In addition to the patch problem, the number of Android users who could potentially be affected by a ransomware attack is large. Android holds the largest OS marketshare worldwide for smartphones, accounting for 86.1% of the market in the first quarter, according to Gartner.  

Another catalyst that is driving the median price higher for Android ransomware kits is the level of coding sophistication that is needed to create them, McElroy explains.

"This speaks a bit to how easy it is to get ransomware onto a Windows system versus other operation systems," McElroy says. "The longer a developer has to spend to get his ransomware to work effectively at scale the higher the price will be."

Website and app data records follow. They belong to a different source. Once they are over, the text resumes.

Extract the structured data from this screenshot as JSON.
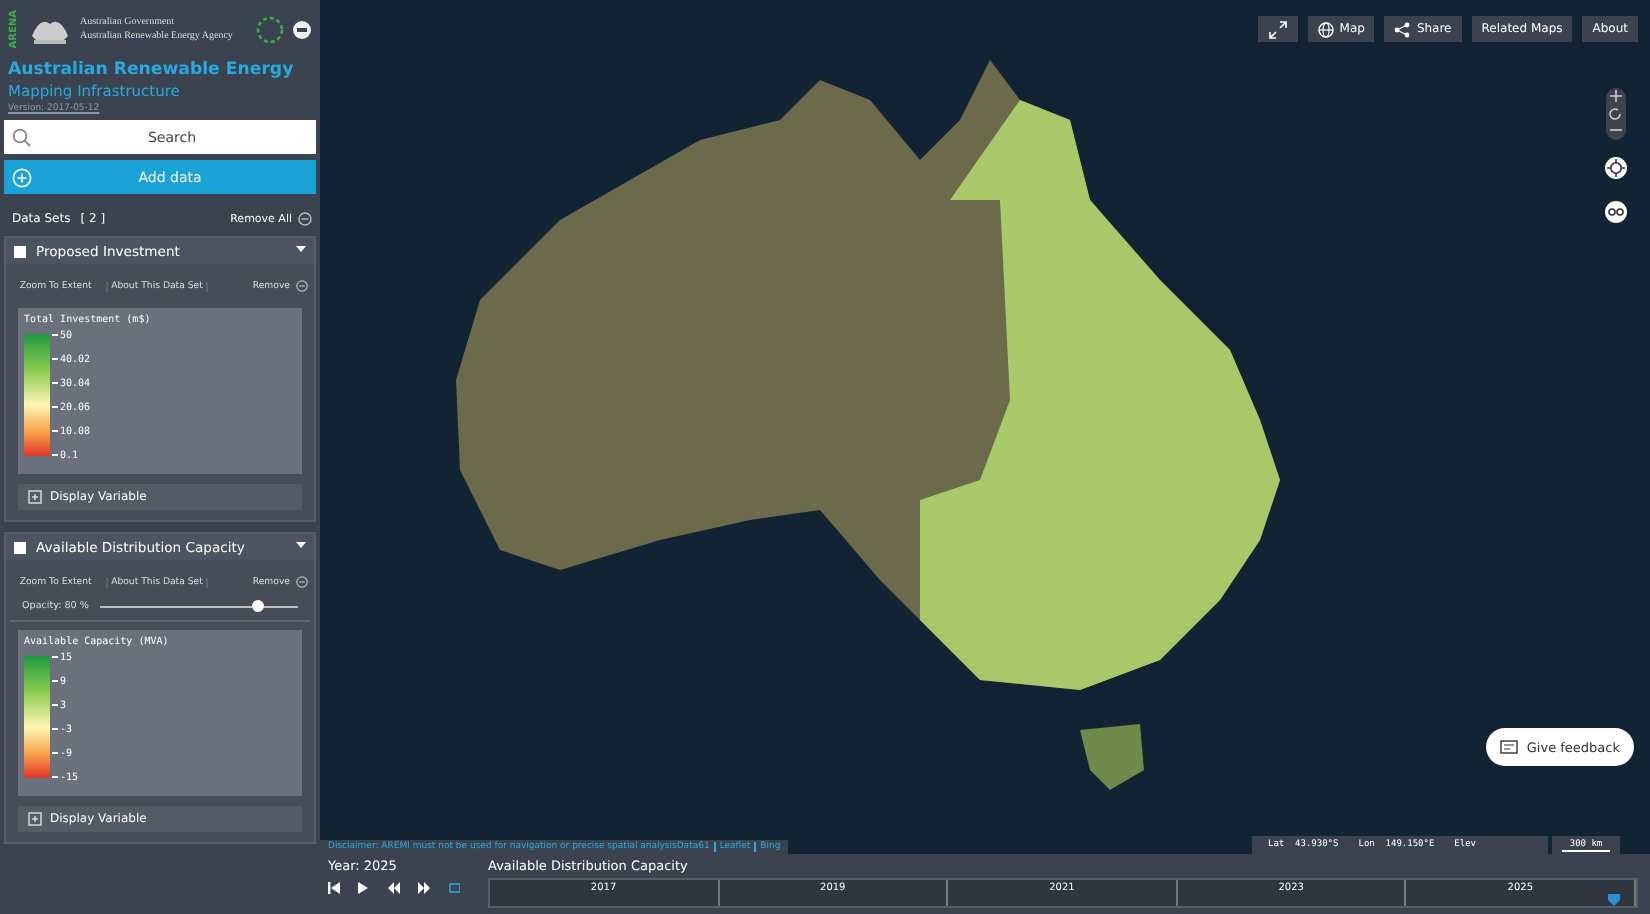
{
  "header": {
    "logo_text": "ARENA",
    "agency_lines": [
      "Australian Government",
      "Australian Renewable Energy Agency"
    ],
    "title": "Australian Renewable Energy",
    "subtitle": "Mapping Infrastructure",
    "version": "Version: 2017-05-12"
  },
  "search": {
    "placeholder": "Search"
  },
  "add_data": "Add data",
  "datasets_header": {
    "label": "Data Sets",
    "count": "[ 2 ]",
    "remove_all": "Remove All"
  },
  "datasets": [
    {
      "title": "Proposed Investment",
      "checked": true,
      "expanded": true,
      "actions": [
        "Zoom To Extent",
        "About This Data Set",
        "Remove"
      ],
      "legend": {
        "title": "Total Investment (m$)",
        "ticks": [
          "50",
          "40.02",
          "30.04",
          "20.06",
          "10.08",
          "0.1"
        ]
      },
      "display_variable": "Display Variable"
    },
    {
      "title": "Available Distribution Capacity",
      "checked": true,
      "expanded": true,
      "actions": [
        "Zoom To Extent",
        "About This Data Set",
        "Remove"
      ],
      "opacity": {
        "label": "Opacity: 80 %",
        "level": 0.8
      },
      "legend": {
        "title": "Available Capacity (MVA)",
        "ticks": [
          "15",
          "9",
          "3",
          "-3",
          "-9",
          "-15"
        ]
      },
      "display_variable": "Display Variable"
    }
  ],
  "toolbar": [
    {
      "kind": "fullscreen"
    },
    {
      "kind": "map",
      "label": "Map"
    },
    {
      "kind": "share",
      "label": "Share"
    },
    {
      "kind": "text",
      "label": "Related Maps"
    },
    {
      "kind": "text",
      "label": "About"
    }
  ],
  "feedback": "Give feedback",
  "attribution": [
    "Disclaimer: AREMI must not be used for navigation or precise spatial analysisData61",
    "Leaflet",
    "Bing"
  ],
  "location": {
    "lat": "Lat  43.930°S",
    "lon": "Lon  149.150°E",
    "elev": "Elev"
  },
  "scale": "300 km",
  "timeline": {
    "year": "Year: 2025",
    "title": "Available Distribution Capacity",
    "years": [
      "2017",
      "2019",
      "2021",
      "2023",
      "2025"
    ],
    "level": 0.98
  }
}
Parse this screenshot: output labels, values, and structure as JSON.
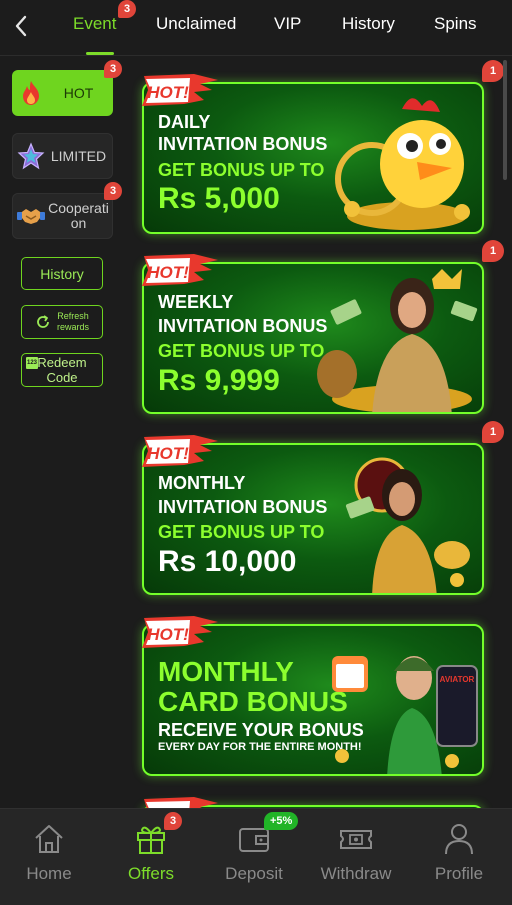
{
  "header": {
    "tabs": [
      {
        "label": "Event",
        "active": true,
        "badge": "3"
      },
      {
        "label": "Unclaimed"
      },
      {
        "label": "VIP"
      },
      {
        "label": "History"
      },
      {
        "label": "Spins"
      }
    ]
  },
  "sidebar": {
    "categories": [
      {
        "label": "HOT",
        "icon": "fire-icon",
        "active": true,
        "badge": "3"
      },
      {
        "label": "LIMITED",
        "icon": "star-icon"
      },
      {
        "label": "Cooperation",
        "line1": "Cooperati",
        "line2": "on",
        "icon": "handshake-icon",
        "badge": "3"
      }
    ],
    "history_label": "History",
    "refresh_label_1": "Refresh",
    "refresh_label_2": "rewards",
    "redeem_label_1": "Redeem",
    "redeem_label_2": "Code",
    "redeem_icon_text": "123"
  },
  "hot_label": "HOT!",
  "banners": [
    {
      "badge": "1",
      "line1": "DAILY",
      "line2": "INVITATION BONUS",
      "line3": "GET BONUS UP TO",
      "amount": "Rs 5,000"
    },
    {
      "badge": "1",
      "line1": "WEEKLY",
      "line2": "INVITATION BONUS",
      "line3": "GET BONUS UP TO",
      "amount": "Rs 9,999"
    },
    {
      "badge": "1",
      "line1": "MONTHLY",
      "line2": "INVITATION BONUS",
      "line3": "GET BONUS UP TO",
      "amount": "Rs 10,000"
    },
    {
      "line1": "MONTHLY",
      "line2": "CARD BONUS",
      "line3": "RECEIVE YOUR BONUS",
      "line4": "EVERY DAY FOR THE ENTIRE MONTH!",
      "aviator": "AVIATOR"
    }
  ],
  "bottom_nav": [
    {
      "label": "Home",
      "icon": "home-icon"
    },
    {
      "label": "Offers",
      "icon": "gift-icon",
      "active": true,
      "badge": "3"
    },
    {
      "label": "Deposit",
      "icon": "wallet-icon",
      "badge": "+5%"
    },
    {
      "label": "Withdraw",
      "icon": "ticket-icon"
    },
    {
      "label": "Profile",
      "icon": "user-icon"
    }
  ],
  "colors": {
    "accent": "#7ddc2a",
    "badge": "#e0453a",
    "background": "#1c1c1c",
    "banner_border": "#74ff2a",
    "banner_text_green": "#8cff2e"
  }
}
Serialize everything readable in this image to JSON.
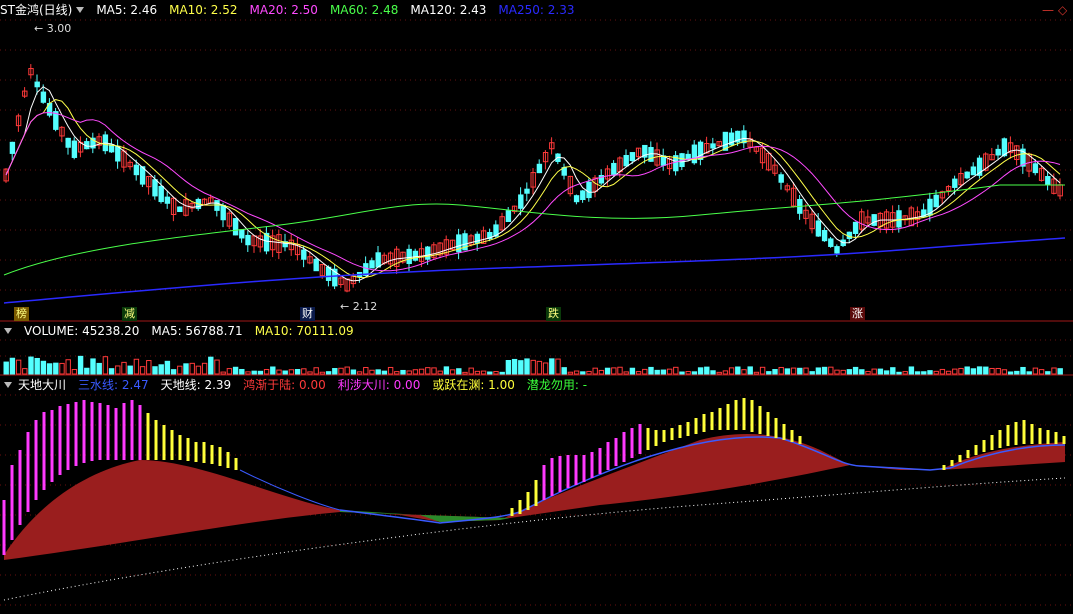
{
  "stock": {
    "name": "ST金鸿",
    "period": "(日线)"
  },
  "main_legend": [
    {
      "label": "MA5:",
      "value": "2.46",
      "color": "#ffffff"
    },
    {
      "label": "MA10:",
      "value": "2.52",
      "color": "#ffff4a"
    },
    {
      "label": "MA20:",
      "value": "2.50",
      "color": "#ff4aff"
    },
    {
      "label": "MA60:",
      "value": "2.48",
      "color": "#4aff4a"
    },
    {
      "label": "MA120:",
      "value": "2.43",
      "color": "#ffffff"
    },
    {
      "label": "MA250:",
      "value": "2.33",
      "color": "#2a2aff"
    }
  ],
  "price_annotations": {
    "high": "3.00",
    "low": "2.12"
  },
  "markers": [
    {
      "text": "榜",
      "bg": "#7a5a00",
      "color": "#ffff80"
    },
    {
      "text": "减",
      "bg": "#0a3a0a",
      "color": "#ffff80"
    },
    {
      "text": "财",
      "bg": "#0a1a4a",
      "color": "#ffffff"
    },
    {
      "text": "跌",
      "bg": "#0a3a0a",
      "color": "#ffff80"
    },
    {
      "text": "涨",
      "bg": "#5a0a0a",
      "color": "#ffffff"
    }
  ],
  "volume_legend": [
    {
      "label": "VOLUME:",
      "value": "45238.20",
      "color": "#ffffff"
    },
    {
      "label": "MA5:",
      "value": "56788.71",
      "color": "#ffffff"
    },
    {
      "label": "MA10:",
      "value": "70111.09",
      "color": "#ffff4a"
    }
  ],
  "indicator": {
    "name": "天地大川",
    "legend": [
      {
        "label": "三水线:",
        "value": "2.47",
        "color": "#3a5aff"
      },
      {
        "label": "天地线:",
        "value": "2.39",
        "color": "#ffffff"
      },
      {
        "label": "鸿渐于陆:",
        "value": "0.00",
        "color": "#ff3a3a"
      },
      {
        "label": "利涉大川:",
        "value": "0.00",
        "color": "#ff3aff"
      },
      {
        "label": "或跃在渊:",
        "value": "1.00",
        "color": "#ffff3a"
      },
      {
        "label": "潜龙勿用:",
        "value": "-",
        "color": "#3aff3a"
      }
    ]
  },
  "colors": {
    "up": "#ff3a3a",
    "down": "#54ffff",
    "grid": "#a01818",
    "bg": "#000000"
  }
}
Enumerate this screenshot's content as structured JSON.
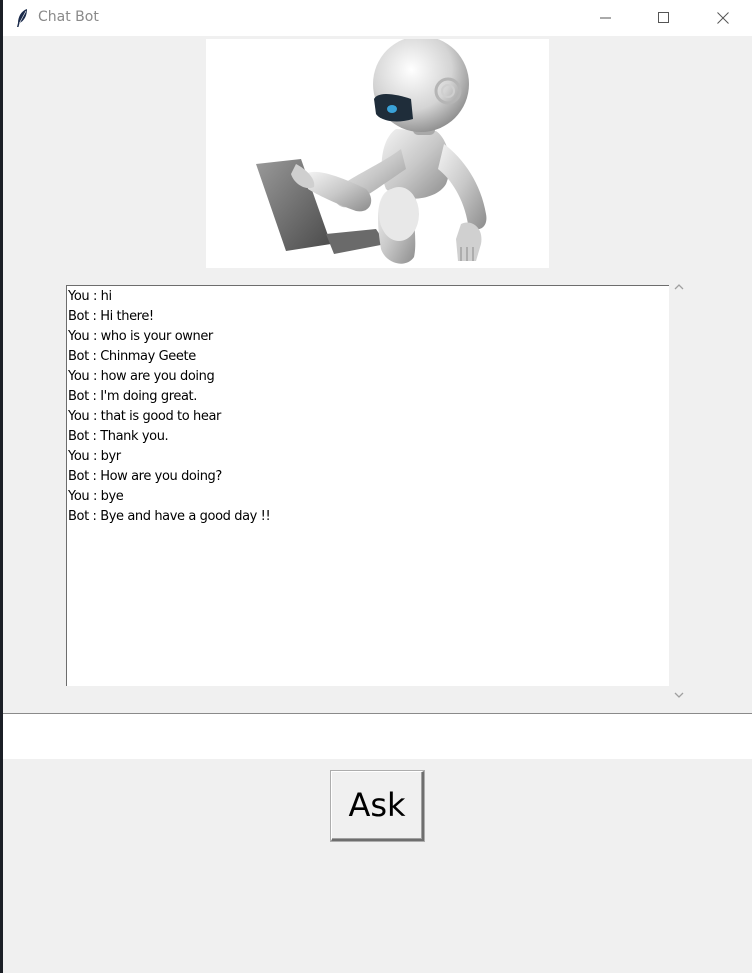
{
  "window": {
    "title": "Chat Bot",
    "controls": [
      "minimize",
      "maximize",
      "close"
    ]
  },
  "header_image": {
    "icon": "robot-with-laptop-image"
  },
  "chat": {
    "lines": [
      "You : hi",
      "Bot : Hi there!",
      "You : who is your owner",
      "Bot : Chinmay Geete",
      "You : how are you doing",
      "Bot : I'm doing great.",
      "You : that is good to hear",
      "Bot : Thank you.",
      "You : byr",
      "Bot : How are you doing?",
      "You : bye",
      "Bot : Bye and have a good day !!"
    ]
  },
  "input": {
    "value": "",
    "placeholder": ""
  },
  "ask_button": {
    "label": "Ask"
  },
  "colors": {
    "window_bg": "#f0f0f0",
    "titlebar_bg": "#ffffff",
    "title_text": "#8a8a8a",
    "text_bg": "#ffffff"
  }
}
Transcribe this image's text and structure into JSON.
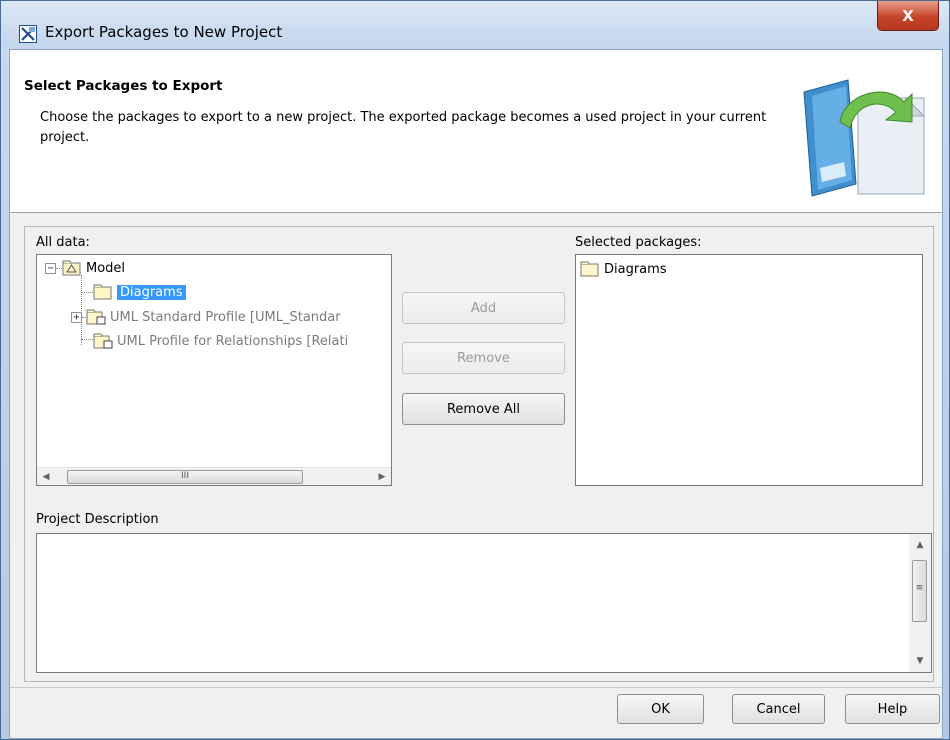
{
  "window": {
    "title": "Export Packages to New Project",
    "close_label": "X"
  },
  "banner": {
    "title": "Select Packages to Export",
    "description": "Choose the packages to export to a new project. The exported package becomes a used project in your current project."
  },
  "all_data": {
    "label": "All data:",
    "tree": {
      "root": "Model",
      "items": [
        {
          "label": "Diagrams",
          "selected": true,
          "enabled": true
        },
        {
          "label": "UML Standard Profile [UML_Standar",
          "selected": false,
          "enabled": false
        },
        {
          "label": "UML Profile for Relationships [Relati",
          "selected": false,
          "enabled": false
        }
      ]
    },
    "hscroll_thumb_grip": "III"
  },
  "actions": {
    "add": "Add",
    "remove": "Remove",
    "remove_all": "Remove All"
  },
  "selected_packages": {
    "label": "Selected packages:",
    "items": [
      "Diagrams"
    ]
  },
  "project_description": {
    "label": "Project Description",
    "value": ""
  },
  "footer": {
    "ok": "OK",
    "cancel": "Cancel",
    "help": "Help"
  },
  "colors": {
    "selection": "#3399ff",
    "close_button": "#c4442a",
    "folder_fill": "#fff6c9"
  },
  "icons": {
    "title": "export-dialog-icon",
    "folder": "folder-icon",
    "model": "model-package-icon",
    "profile": "profile-package-icon"
  }
}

Bitcoin's skyrocketing value will also drive sales of Android ransomware kits, he adds. Attackers typically demand ransom payments in bitcoin, compared to other forms of cryptocurrency, security experts say.

"Android marketplaces are working hard to crack down, but attackers are very creative," says McElroy. "With Bitcoin value increasing so quickly, the expansion of this space will likely be connected closely to the value of BTC."

Related Content:

 

Dawn Kawamoto is an Associate Editor for Dark Reading, where she covers cybersecurity news and trends. She is an award-winning journalist who has written and edited technology, management, leadership, career, finance, and innovation stories for such publications as CNET's ... View Full Bio

Comment  | 
Print  | 
More Insights
Comments
Newest First  |  Oldest First  |  Threaded View
Where Businesses Waste Endpoint Security Budgets
Kelly Sheridan, Staff Editor, Dark Reading,  7/15/2019
How Attackers Infiltrate the Supply Chain & What to Do About It
Shay Nahari, Head of Red-Team Services at CyberArk,  7/16/2019
Register for Dark Reading Newsletters
White Papers
Video
Cartoon Contest
Write a Caption, Win a Starbucks Card! Click Here
Latest Comment: This comment is waiting for review by our moderators.
Current Issue
Building and Managing an IT Security Operations Program
As cyber threats grow, many organizations are building security operations centers (SOCs) to improve their defenses. In this Tech Digest you will learn tips on how to get the most out of a SOC in your organization - and what to do if you can't afford to build one.
Flash Poll
The State of IT Operations and Cybersecurity Operations
The State of IT Operations and Cybersecurity Operations
Your enterprise's cyber risk may depend upon the relationship between the IT team and the security team. Heres some insight on what's working and what isn't in the data center.
Twitter Feed
Dark Reading - Bug Report
Bug Report
Enterprise Vulnerabilities
From DHS/US-CERT's National Vulnerability Database
CVE-2019-7843
PUBLISHED: 2019-07-18
Adobe Campaign Classic version 18.10.5-8984 and earlier versions have an Insufficient input validation vulnerability. Successful exploitation could lead to Information Disclosure in the context of the current user.
CVE-2019-7846
PUBLISHED: 2019-07-18
Adobe Campaign Classic version 18.10.5-8984 and earlier versions have an Improper error handling vulnerability. Successful exploitation could lead to Information Disclosure in the context of the current user.
CVE-2019-7847
PUBLISHED: 2019-07-18
Adobe Campaign Classic version 18.10.5-8984 and earlier versions have an Improper Restriction of XML External Entity Reference ('XXE') vulnerability. Successful exploitation could lead to Arbitrary read access to the file system in the context of the current user.
CVE-2019-7848
PUBLISHED: 2019-07-18
Adobe Campaign Classic version 18.10.5-8984 and earlier versions have an Inadequate access control vulnerability. Successful exploitation could lead to Information Disclosure in the context of the current user.
CVE-2019-7850
PUBLISHED: 2019-07-18
Adobe Campaign Classic version 18.10.5-8984 and earlier versions have a Command injection vulnerability. Successful exploitation could lead to Arbitrary Code Execution in the context of the current user.